led not only to the development of secular feminist perspectives in Iran, but to
the emergence of woman-centred Islamists and their strategies which aim, thus
far with considerable success, to fundamentally challenge conventional gender
visions often presented as "Islamic." This analysis of the gender debates in
Iran, and by extension elsewhere in the Muslim world, reiterates that Islam,
particularly as a political ideology, is far from static and unchanging; it is a
dynamic and evolving ideological force that
Revealed narratives and legislation are then pursued through their
medieval, modern, and contemporary interpretations. The theological exegetic
sources here chosen, all Sunni, include the major classical works as well as,
for the modern period, examples of modernist, traditionalist, and
fundamentalist exegesis. For Hadith
materials beyond the theological tafsir, Stowasser analyzes both popular
narratives of the "tales of the prophets" genre and representative samples of
the classical historical and legal hadith.
Interview and articles from Riffat Hassan, the progressive theologian and academic specialized in Islamic sciences. Riffat Hassan defends a more humane, democratic and feminist interpretation of Islam in general and of the Quran and other sacred texts in particular (in French).
This publication describes death sentences pronounced against women in order to obstruct women's development and education, those against women journalists, women who have been accused of sex outside marriage and cases of violence against women and situates these in the religious/political context of Bangladesh in the 1990s.
There are few women interpreters in
the history of Islam because women are seen to be the subject of the Islamic
shari’a and not its legislators. Yet even the few interpreters who have appeared
during the long history of Islam have been kept at the periphery, their views
never allowed to influence Islamic legislation. Moreover, even men interpreters
who were open-minded about women were marginalized and, in some cases, found
their authority questioned.
Violence against women is
one of the sharp indicators of the subordinate position of women in the society.
Violence exists in different forms, different levels from personal to physical
violence to structural violence, justified by religion, culture and laws. Most
of the steps taken from the protection of women against violence tend in
addressing the women rather than men. These steps don’t enforce laws or take
action against men.
The women issues are
political issues. The social paradigms don’t recognize this.
In the early I990s the Arab world
has witnessed an extraordinary publishing phenomenon. An 800 page book on Islam,
Al-kitab wa’lqur’an: qira’a mu’asira (The Book and the Qur’an: a contemporary
reading), was first published by the Ahali Publishing House Damascus in 1990.

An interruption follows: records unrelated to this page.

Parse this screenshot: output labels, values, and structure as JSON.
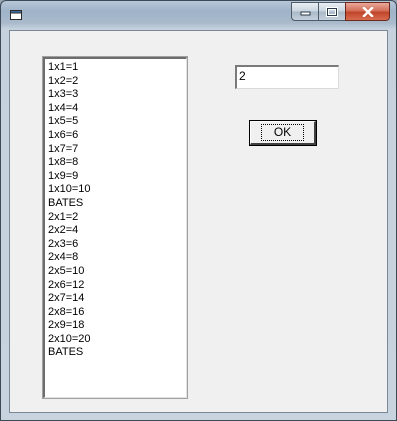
{
  "window": {
    "title_icon": "window-app-icon",
    "minimize_icon": "minimize-icon",
    "maximize_icon": "maximize-icon",
    "close_icon": "close-icon"
  },
  "list": {
    "items": [
      "1x1=1",
      "1x2=2",
      "1x3=3",
      "1x4=4",
      "1x5=5",
      "1x6=6",
      "1x7=7",
      "1x8=8",
      "1x9=9",
      "1x10=10",
      "BATES",
      "2x1=2",
      "2x2=4",
      "2x3=6",
      "2x4=8",
      "2x5=10",
      "2x6=12",
      "2x7=14",
      "2x8=16",
      "2x9=18",
      "2x10=20",
      "BATES"
    ]
  },
  "input": {
    "value": "2"
  },
  "ok_button": {
    "label": "OK"
  },
  "colors": {
    "client_bg": "#f0f0f0",
    "close_button": "#c0442a",
    "titlebar": "#a9bacb"
  }
}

The book challenges a millennium of Islamic tradition. It is highly critical of
the social, political and intellectual state of contemporary Arab countries. The
author has been denounced as ‘an enemy of Islam’ and as ‘a Western and Zionist
agent’. To date eleven other books have been written attacking his theses.
We, the women participating in the
Arab Court of Women, held in Beirut, June 28-30, 1995, as testifiers and
audience to those testimonies; we, who had the opportunity to take part in this
great event, jointly assume the responsibility of what we heard of words of
truth which broke the ring of silence that had long stifled our voices and
sufferings of women.
Today, in Algeria, the execution
and murder of women, foreigners and intellectuals by Muslim extremists have
become systematic. Such typically fascist acts have given rise to feelings of
outrage. Logically, therefore, one would expect that the most lucid would rally
around a struggle against such a political vision or, at the very least, in
defense of the memory of the victims.
Once upon a time there was a people
called North which was white and rich, and a people named South which was
non-white and poor. The people North exploited, attacked and killed the people
South according to their needs.